working on the Platform, but these days the sky is a never-ending boiled black,
just like the thick, acid sea that rolls and churns below the gantries,
crashing on and on against the thick metallic legs that sink deep down below
the waves and hook into the sea bed. Here is nowhere – the worst of the worst.
The duty tour was supposed to end three weeks ago, but no one came to liberate
I stand watching the endless ocean raging in
the darkness. The polluted stink is so thick that I cough and spit up the black
tar-like mucous that afflicts those posted here. There is a tangible fear all
around us now – the silence from the rest of the world is gnawing on us all – and
we try to carry on as if nothing’s changed, but the inky midnight sky says differently.
I doubt there is a world out there to return to now – either that or we have
The Platform is the godawful posting nobody asks for: in reality it’s for
those militia they no longer want or can’t control, or a mandatory posting for
new recruits.
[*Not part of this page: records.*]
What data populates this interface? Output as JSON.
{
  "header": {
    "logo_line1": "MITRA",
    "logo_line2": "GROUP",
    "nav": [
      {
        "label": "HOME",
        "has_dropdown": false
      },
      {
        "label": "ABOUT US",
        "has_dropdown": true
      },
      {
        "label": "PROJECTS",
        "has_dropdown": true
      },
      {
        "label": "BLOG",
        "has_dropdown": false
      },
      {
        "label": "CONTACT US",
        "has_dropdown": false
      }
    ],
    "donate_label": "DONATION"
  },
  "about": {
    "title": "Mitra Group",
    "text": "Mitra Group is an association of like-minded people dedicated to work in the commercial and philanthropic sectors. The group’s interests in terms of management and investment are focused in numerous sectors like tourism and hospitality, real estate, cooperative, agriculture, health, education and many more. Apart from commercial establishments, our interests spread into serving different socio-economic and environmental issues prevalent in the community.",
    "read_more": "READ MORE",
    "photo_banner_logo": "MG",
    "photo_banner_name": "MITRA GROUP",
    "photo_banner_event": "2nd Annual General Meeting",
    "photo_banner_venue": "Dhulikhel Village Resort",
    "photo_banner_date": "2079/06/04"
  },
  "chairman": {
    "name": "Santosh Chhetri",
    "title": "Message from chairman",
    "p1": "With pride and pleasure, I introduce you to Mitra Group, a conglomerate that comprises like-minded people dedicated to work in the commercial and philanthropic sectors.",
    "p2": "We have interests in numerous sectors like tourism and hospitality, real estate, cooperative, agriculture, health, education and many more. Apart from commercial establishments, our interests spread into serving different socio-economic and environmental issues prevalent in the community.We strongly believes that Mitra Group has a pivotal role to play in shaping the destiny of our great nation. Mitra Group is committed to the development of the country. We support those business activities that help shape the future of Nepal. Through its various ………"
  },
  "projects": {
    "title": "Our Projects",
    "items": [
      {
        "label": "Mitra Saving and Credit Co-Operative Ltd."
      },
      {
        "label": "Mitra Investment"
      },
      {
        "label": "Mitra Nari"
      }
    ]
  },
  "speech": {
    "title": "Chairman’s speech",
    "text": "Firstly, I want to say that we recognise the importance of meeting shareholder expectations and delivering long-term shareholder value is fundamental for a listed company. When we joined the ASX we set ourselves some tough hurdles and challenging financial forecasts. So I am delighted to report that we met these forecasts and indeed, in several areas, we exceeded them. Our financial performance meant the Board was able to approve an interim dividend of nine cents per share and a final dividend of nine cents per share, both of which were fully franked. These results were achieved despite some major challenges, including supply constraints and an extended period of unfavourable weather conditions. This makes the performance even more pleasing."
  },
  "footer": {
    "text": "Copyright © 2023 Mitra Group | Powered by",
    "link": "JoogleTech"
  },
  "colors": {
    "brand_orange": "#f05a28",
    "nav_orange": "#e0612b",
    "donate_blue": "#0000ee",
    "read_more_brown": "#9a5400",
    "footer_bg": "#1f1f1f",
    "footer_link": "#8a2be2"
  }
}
And so we are a mixture of
young and old, fresh and jaded, sweet and bitter.
I watch the pitch-black sea whirling and
thrashing in its madness, and every now and then there is a hiss and crackle
from the electric netting which spans the underside below. It is the only thing
that keeps the abominations from us. The ocean is full of them, twisting in
their revolting limbs, all razored teeth and claws. They can tear someone apart
in seconds, devouring them in their round, spiked maws. The first time you see
one, it’s enough to make you piss yourself. I know, I did.
“Gruz!” a voice yells above the
slicing wind. I look up and see Skea waving at me and I retreat along the
shaking steel gantry, back to the crew quarters.
“What the hell are you doing out here?” she
screams, spit flying everywhere. I follow her back inside and the thick door
slams shut, muffling the noise. But you can still feel the ocean, battering the
struts and shaking the structure in its constant fury.
“Sometimes I think you’re not right
in the head,” she mutters as we tear off the thick plastic waterproofs.
“Why? Not much point in hanging
around here in the dark,” I reply. I find it depressing inside now; they are
desperate to conserve fuel so now all we have is the sickly- green chemical
lighting. I follow her back to the mess room, a horrible chill in my bones that
makes them rattle hard beneath the skin. Jem, Helst and Cora are sat playing
cards and smoking; how they can see in the dim green light is beyond me. I
reach across and take one of Cora’s cigarettes. She doesn’t complain seeing as
she owes me so many from the old days in the training camp. We are all
conscripts here: service is mandatory from age twenty-one for two years, like
it or not. All of us are from the same class so we tend to stick together.
“Outside again?” Jem askes. He is big and
powerful, maybe twice my size, and a mountain of flesh. Cora is slim, has grey
eyes and long, slim hands. Helst is more like me: scrawny and vulnerable looking,
but looks can be deceiving as he is one hell of a fighter. Then there’s Skea:
tough, hard-eyed and tall. I have lusted after her from our first meeting and constantly
dream of making love to her, even if it is only once. I can’t even tell if she
likes me half the time, but usually she’s first to come looking when trouble
strikes. We are all from Continent One, though from different zones, with different
lives. I know Jem and Cora’s people are rich, while Skea’s and mine are poor,
and as for Helst… well, he never says.
“Better than sitting